On day-11, cell mortality occurred in all treatments, and it is shown by a color change from dark green to clear color meaning the mortality of Nannochloropsis cells because there is no Nannochloropsis sp. cell found in the culture media. The mortality could also occur from water quality changes to poor conditions so that the nutrients in the culture media decline, the metabolism ability of the microalgae is low due to insufficient nutrient availability, and the limited culture media. Thus, the cell division tends to be restricted by the ability of Nannochloropsis cells in benefitting from the nutrients, and the cell division will stop when the nutrient availability in the culture media is not enough. According to Sari & Manan (2012), the type of nutrients and concentration in the media highly influence the growth of Nannochloropsis sp. It is in agreement with Nurfadillah et al. (2012) that the decline in phytoplankton growth is caused by photosynthesis, sufficient nutrient availability, and turbidity.
Water quality measurements showed that water salinity, temperature, and pH were in the good range for microalga growth during the study (Table 4).
The optimum water salinity for microalga growth ranges from 25‰ to 35‰. The salinity of the culture media increases from evaporation caused by the temperature of the light used during the culture experiment (Fachrullah, 2011). Optimum salinity for the growth of Nannochloropsis sp. ranges from 25‰ to 30‰ (Isnansetyo & Kurniastuty, 1995; Jadid et al., 2017; Sahira et al., 2017). Nannochloropsis oculata cultured at the salinity of 25‰ for 10 days has the highest dry biomass, whereas N. oculata cultured at the salinity of 35‰, the highest biomass is recorded from day-14 to day-19 (Gu et al., 2012). Khatoon et al. (2014) stated that the density of Nannochloropsis sp. cells highly increases at the salinity of 30‰. Temperature observation during the culture up to day-10 ranged between 22°C and 25°C. According to Sari & Manan (2012), the optimum temperature for phytoplankton growth ranges from 25°C–30°C, whereas the maximum density of N. oculata is found at 25°C–30°C (Cho et al., 2007). However, Malakootian et al. (2016) stated that N. oculata has slow specific growth at 20°C and maximum biomass production at 25°C. The present study revealed that the pH range was still at optimum condition for the growth of Nannochloropsis sp. cells, 7.1–8.6. Nannochloropsis sp. cell density rose at a pH of 7.5–8.5 (Khatoon et al., 2014). A pH of 7–8 is the optimum pH range for the growth of Nannochloropsis sp. cells (Sahira et al., 2017), and the best growth occurs at a pH of 9 (Zaher & Helal, 2020).

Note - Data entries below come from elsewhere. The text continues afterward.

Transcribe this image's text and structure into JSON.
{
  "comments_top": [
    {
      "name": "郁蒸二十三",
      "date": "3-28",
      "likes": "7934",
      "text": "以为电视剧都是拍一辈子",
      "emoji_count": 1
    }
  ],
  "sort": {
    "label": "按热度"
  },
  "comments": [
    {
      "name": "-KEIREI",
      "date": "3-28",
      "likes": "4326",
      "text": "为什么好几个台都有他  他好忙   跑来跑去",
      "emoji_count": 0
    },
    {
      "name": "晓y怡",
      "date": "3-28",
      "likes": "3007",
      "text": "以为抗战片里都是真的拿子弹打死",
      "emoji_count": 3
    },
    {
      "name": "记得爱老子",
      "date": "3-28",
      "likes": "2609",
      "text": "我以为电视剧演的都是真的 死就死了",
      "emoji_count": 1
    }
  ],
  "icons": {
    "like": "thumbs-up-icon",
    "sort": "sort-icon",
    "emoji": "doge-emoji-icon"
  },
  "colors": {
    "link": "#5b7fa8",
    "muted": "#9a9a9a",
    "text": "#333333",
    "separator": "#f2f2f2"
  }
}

The treatment of KW21 fertilizer and water-extracted horseradish leaf combination significantly influenced the population growth of Nannochloropsis sp. with the best concentration of 25% KW21 and 75% horseradish leaf extract that could increase the population of Nannochloropsis sp. at the laboratory scale. Treatment A (25% horseradish leaf extract + 75% KW21) did not give a significantly different effect from other treatments. Treatment C yielded highly significant different cell density from Treatments B, D, and E. All water quality parameter measurements during the study were in the suitable range for the growth of Nannochloropsis sp. The present study has revealed that the use of natural materials as a nutrient source could be considered for microalga cultivation development.